• 1 handful of cilantro leaves
• chipotle crema
• salt and pepper
• small corn tortillas
• Yucatecan pickled onion
• finely shredded red cabbage (or iceberg lettuce)
• queso fresco or feta cheese
• margarita dressing
• candied pepitas
* Achiote is a Yucatan-style paste made from ground annatto seeds, garlic, and spices.
1. Blend the achiote paste with lime juice until thoroughly dissolved. Toss the pumpkin chunks in the achiote.
2. Grill, peel, de-seed, and dice the chilies.
3. Grill the achiote-pumpkin mixture until tender.
4. Toss the pumpkin, coriander, and chilies.
5. Lightly dress the cabbage with margarita dressing.
6. The tortilla is usually lightly grilled, steamed, or microwaved to soften it and make it more pliable.
7. Fold up two or three hot tortillas on serving plate.
8. Fill each with a little cabbage, then the pumpkin-chili mix, pickled onions, and a zig-zag of crema.
9. Crumbled over some feta, place a few dots of guacamole, and a sprinkle of candied pepitas.
10. Pass around some habanero hot sauce for those who want some!
**For recipes for the Yucatecan Pickled Onions, Margarita Dressing and Candied Pepitas please refer to my book.
Sri Lanka is an absolutely beautiful country and, in my opinion, has the best food in the world.

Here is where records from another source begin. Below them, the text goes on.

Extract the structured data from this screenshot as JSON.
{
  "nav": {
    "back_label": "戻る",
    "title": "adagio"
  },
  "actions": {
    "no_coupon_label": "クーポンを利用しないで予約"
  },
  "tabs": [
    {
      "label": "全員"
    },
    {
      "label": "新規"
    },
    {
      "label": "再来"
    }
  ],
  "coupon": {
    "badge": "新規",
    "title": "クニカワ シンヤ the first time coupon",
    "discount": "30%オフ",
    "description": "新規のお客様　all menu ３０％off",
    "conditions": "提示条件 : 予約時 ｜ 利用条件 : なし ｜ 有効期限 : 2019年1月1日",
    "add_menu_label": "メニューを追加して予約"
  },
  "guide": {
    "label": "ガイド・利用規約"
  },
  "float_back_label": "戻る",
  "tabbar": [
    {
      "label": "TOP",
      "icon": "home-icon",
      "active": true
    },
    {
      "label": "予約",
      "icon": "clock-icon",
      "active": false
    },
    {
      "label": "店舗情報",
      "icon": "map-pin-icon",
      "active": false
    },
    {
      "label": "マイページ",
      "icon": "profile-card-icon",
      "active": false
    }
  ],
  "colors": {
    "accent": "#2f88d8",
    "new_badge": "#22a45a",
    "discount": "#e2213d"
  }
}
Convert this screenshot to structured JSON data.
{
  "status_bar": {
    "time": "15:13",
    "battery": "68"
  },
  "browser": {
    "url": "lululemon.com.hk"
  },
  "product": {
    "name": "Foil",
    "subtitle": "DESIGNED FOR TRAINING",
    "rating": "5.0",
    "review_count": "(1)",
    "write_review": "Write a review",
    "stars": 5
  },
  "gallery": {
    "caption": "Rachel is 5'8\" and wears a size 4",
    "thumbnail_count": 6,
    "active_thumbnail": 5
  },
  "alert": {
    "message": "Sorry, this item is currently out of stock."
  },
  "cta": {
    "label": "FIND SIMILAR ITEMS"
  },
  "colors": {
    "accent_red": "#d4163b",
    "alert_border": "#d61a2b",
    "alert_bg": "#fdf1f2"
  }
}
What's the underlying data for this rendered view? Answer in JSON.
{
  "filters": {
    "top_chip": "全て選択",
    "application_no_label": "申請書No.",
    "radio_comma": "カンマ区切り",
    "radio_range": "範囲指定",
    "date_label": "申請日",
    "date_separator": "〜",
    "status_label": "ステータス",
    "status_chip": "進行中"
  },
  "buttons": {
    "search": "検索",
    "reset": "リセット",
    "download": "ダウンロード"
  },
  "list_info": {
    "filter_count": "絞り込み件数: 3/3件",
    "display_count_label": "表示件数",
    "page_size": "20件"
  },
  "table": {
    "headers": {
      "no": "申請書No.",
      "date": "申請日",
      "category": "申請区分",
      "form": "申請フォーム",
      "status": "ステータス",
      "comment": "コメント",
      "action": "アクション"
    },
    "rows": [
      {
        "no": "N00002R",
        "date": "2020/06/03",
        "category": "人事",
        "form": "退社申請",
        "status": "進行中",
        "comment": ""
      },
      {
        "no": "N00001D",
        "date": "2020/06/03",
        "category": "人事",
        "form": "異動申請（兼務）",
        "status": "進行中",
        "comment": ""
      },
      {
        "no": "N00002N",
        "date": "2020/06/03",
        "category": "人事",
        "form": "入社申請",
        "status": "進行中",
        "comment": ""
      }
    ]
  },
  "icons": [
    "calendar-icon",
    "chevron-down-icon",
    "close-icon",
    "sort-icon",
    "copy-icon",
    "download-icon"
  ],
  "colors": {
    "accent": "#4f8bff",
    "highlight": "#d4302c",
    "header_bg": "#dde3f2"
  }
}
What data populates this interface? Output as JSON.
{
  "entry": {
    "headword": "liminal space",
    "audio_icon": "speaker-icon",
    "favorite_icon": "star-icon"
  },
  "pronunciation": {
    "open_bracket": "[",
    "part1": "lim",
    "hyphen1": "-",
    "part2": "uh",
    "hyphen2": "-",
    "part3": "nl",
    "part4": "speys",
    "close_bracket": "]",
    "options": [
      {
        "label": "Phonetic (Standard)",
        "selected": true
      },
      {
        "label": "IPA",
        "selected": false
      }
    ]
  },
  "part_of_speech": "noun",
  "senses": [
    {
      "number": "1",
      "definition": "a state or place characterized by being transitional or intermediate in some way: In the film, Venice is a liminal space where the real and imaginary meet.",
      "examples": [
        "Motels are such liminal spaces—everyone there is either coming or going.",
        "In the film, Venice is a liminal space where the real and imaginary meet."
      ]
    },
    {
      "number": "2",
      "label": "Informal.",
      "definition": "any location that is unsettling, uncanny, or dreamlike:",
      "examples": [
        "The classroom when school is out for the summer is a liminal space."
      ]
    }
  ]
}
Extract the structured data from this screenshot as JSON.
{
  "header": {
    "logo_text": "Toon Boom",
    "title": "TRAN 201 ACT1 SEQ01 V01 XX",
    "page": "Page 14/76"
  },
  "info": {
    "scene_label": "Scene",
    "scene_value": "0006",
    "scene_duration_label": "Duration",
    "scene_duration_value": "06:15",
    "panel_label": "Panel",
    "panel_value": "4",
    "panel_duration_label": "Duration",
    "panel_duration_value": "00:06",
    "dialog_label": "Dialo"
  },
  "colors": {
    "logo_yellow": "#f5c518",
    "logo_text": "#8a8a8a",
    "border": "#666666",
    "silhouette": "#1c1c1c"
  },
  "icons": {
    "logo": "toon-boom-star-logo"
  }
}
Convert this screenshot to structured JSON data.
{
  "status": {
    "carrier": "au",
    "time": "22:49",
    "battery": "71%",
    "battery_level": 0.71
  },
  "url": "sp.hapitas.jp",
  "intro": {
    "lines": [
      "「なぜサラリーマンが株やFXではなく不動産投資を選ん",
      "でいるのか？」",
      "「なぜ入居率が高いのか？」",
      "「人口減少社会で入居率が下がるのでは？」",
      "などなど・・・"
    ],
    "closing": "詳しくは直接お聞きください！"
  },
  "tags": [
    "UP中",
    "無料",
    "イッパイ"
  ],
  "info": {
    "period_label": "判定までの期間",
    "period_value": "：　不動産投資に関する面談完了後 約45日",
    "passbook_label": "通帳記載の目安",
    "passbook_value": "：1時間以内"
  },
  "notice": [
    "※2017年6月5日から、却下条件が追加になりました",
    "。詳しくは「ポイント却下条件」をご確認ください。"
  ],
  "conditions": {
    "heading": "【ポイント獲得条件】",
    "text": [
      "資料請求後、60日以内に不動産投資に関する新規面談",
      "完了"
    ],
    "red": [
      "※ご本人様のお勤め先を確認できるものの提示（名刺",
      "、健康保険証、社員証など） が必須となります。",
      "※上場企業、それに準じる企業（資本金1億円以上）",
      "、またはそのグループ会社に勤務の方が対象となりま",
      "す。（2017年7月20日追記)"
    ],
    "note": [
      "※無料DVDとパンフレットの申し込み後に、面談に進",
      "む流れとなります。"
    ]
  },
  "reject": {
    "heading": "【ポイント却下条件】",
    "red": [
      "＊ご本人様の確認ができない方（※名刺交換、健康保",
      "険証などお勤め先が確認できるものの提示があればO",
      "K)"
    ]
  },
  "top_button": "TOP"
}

Growing up in Canada, our grandmother ensured that all of her grandchildren got to experience a bit of her home country through her amazing cooking. Chicken biryani is by far my favorite dish for us. This summer, I actually got the chance to visit Sri Lanka, and I got to taste different varieties of biryani—they were all great! However, nothing will ever compare to my grandma’s recipe and the way she made it. The recipe is super simple, and a great way to get a little taste of Sri Lanka!
— Chicken Biryani —
• 1 small onion
• 2 tablespoons oil
• 2 tablespoons butter
• 4 chicken legs
• 1 tomato
• 1 teaspoon salt
• 1 teaspoon cumin seed powder
• ¼ teaspoon chili powder
• half-inch ginger slice
• 2 garlic cloves
• 3 cups basmati rice (6 cups water)
• a pinch of coloring (or saffron)
• ½ teaspoon salt
1. Chop onions and place in a large pot with oil. Fry at medium heat.
2. Put in butter and chicken. Cook at medium-high heat for 20-30 minutes. Add a bit of water so that the chicken doesn't stick to the pot.
3. Add chopped tomato, salt, cumin seed powder, chili powder, crushed ginger, and garlic in pot.
4. Wash rice three to four times.
5. Once chicken is cooked, add water, rice, coloring and salt.
6. When it boils, bring heat down to medium.
7. When the water goes down, reduce heat to low for five minutes and then turn the stove off.